Image source: Vakarm.net via Liquipedia
The Blast Paris Major 2023, the last ever CSGO Major before competitive Counter-Strike transitions to CS2, has been monumental for UK esports.
Not only did UK-based organisation Into the Breach reach the Paris Major playoffs, against all odds, to become the first UK org to do so, but UK coach Ash ‘ash’ Battye (aka ashhh) also broke records by progressing all the way to the grand final with his team, GamerLegion.
They may have fell to Vitality in the final (16-6, 16-13), the same team that also defeated Into the Breach, but to be amongst the two final teams at the Paris Major is of course no mean feat.
It’s easy to get swept up in the Into the Breach hype and forget this achievement along the way, a point UK caster and host Jacky – and others in the community – stressed.

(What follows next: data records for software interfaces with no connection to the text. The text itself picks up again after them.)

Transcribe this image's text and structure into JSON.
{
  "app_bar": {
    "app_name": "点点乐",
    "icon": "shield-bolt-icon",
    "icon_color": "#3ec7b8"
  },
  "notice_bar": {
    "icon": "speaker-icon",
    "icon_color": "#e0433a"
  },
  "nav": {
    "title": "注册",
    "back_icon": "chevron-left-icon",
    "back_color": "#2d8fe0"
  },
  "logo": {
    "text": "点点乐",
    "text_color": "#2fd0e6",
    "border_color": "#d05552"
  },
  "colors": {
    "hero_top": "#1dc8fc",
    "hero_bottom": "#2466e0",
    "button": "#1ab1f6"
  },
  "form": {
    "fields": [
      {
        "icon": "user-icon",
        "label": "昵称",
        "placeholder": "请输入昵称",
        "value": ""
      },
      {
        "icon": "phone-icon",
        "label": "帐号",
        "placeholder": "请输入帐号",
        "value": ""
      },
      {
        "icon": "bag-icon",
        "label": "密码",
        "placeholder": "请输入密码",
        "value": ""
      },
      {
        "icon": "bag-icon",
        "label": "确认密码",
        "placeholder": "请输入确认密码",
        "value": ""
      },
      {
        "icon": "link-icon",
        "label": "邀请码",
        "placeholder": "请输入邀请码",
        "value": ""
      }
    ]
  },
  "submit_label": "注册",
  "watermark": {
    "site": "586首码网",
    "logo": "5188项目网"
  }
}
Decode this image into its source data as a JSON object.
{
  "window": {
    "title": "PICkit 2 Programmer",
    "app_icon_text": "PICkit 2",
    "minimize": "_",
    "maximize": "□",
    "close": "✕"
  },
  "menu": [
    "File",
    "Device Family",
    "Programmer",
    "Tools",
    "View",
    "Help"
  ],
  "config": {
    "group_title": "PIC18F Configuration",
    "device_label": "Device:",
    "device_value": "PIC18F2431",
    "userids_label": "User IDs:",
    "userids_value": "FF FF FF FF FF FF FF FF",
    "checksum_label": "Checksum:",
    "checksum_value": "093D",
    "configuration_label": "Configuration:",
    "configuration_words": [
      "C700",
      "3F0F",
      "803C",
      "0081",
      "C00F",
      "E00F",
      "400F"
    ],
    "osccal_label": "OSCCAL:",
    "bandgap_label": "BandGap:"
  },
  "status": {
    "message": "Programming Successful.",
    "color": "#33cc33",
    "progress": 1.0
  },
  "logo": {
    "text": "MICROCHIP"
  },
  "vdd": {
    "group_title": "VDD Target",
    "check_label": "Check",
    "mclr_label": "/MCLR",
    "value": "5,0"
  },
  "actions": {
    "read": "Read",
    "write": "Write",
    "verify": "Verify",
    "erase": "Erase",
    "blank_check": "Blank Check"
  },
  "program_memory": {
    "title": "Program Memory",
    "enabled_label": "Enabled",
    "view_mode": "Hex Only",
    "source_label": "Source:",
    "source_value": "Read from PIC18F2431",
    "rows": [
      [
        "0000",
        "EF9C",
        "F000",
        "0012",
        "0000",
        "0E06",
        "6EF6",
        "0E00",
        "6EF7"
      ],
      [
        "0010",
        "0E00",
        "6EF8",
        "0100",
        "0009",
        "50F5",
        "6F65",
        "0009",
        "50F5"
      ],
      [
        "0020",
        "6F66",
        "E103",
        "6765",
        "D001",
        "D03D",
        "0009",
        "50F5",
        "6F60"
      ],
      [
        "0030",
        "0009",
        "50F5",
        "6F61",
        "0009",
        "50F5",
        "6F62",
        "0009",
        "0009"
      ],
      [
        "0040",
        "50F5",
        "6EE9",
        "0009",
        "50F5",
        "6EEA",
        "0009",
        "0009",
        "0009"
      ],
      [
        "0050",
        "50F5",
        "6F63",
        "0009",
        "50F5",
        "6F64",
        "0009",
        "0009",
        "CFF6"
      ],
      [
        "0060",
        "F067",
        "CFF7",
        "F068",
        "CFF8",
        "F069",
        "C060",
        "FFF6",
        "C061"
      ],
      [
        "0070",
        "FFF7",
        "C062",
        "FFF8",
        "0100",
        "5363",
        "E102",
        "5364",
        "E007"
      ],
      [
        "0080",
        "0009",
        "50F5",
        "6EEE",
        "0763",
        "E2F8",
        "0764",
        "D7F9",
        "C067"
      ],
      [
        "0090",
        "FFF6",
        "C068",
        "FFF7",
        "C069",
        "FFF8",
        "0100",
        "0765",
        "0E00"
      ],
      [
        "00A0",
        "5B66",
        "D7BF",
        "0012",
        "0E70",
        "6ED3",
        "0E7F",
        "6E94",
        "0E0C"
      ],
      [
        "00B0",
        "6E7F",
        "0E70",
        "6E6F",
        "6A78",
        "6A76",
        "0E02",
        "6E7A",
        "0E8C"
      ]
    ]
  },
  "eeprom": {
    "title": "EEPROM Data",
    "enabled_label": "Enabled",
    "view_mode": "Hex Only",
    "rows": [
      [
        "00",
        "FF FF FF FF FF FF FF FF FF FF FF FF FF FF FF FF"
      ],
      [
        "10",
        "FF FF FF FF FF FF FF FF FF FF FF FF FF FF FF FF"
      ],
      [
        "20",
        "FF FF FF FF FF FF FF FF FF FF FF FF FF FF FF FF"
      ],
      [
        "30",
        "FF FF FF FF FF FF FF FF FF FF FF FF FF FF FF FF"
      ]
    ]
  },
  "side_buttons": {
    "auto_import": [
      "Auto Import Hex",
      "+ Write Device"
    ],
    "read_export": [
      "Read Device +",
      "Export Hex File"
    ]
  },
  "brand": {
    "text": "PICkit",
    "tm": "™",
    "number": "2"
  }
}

“Amazing effort from the team and the GamerLegion staff for the whole event,” ash said.
“It’s incredible what we’ve achieved but today just wasn’t our day Thanks everyone for all the support, it doesn’t feel real to have so many people cheering you on.
“We will just have to win the next one. Second place at the Major, I’m so proud of everyone but we were too slow to get going. Well deserved for Team Vitality.”
ash used to play for teams such as Xenex and Dog Gaming before transitioning to a coach, for teams including Vexed, London Esports and later GamerLegion.
GamerLegion rise up the rankings after Paris Major run
GamerLegion jumped up to seventh place in the HLTV and ESL rankings today following their impressive performances at the Paris Major.
ash tweeted about the rankings and mentioned that Into the Breach reached 15th.
In other UK CSGO news, the latest version of the ESL UK & Ireland Premiership – the Spring 2023 tournament – is currently ongoing.
Dom is an award-winning writer and finalist of the Esports Journalist of the Year 2023 award. He graduated from Bournemouth University with a 2:1 degree in Multi-Media Journalism in 2007.
As a long-time gamer having first picked up the NES controller in the late ’80s, he has written for a range of publications including GamesTM, Nintendo Official Magazine, industry publication MCV and others. He worked as head of content for the British Esports Federation up until February 2021, when he stepped back to work full-time on Esports News UK and offer esports consultancy and freelance services. Note: Dom still produces the British Esports newsletter on a freelance basis, so our coverage of British Esports is always kept simple – usually just covering the occasional press release – because of this conflict of interest.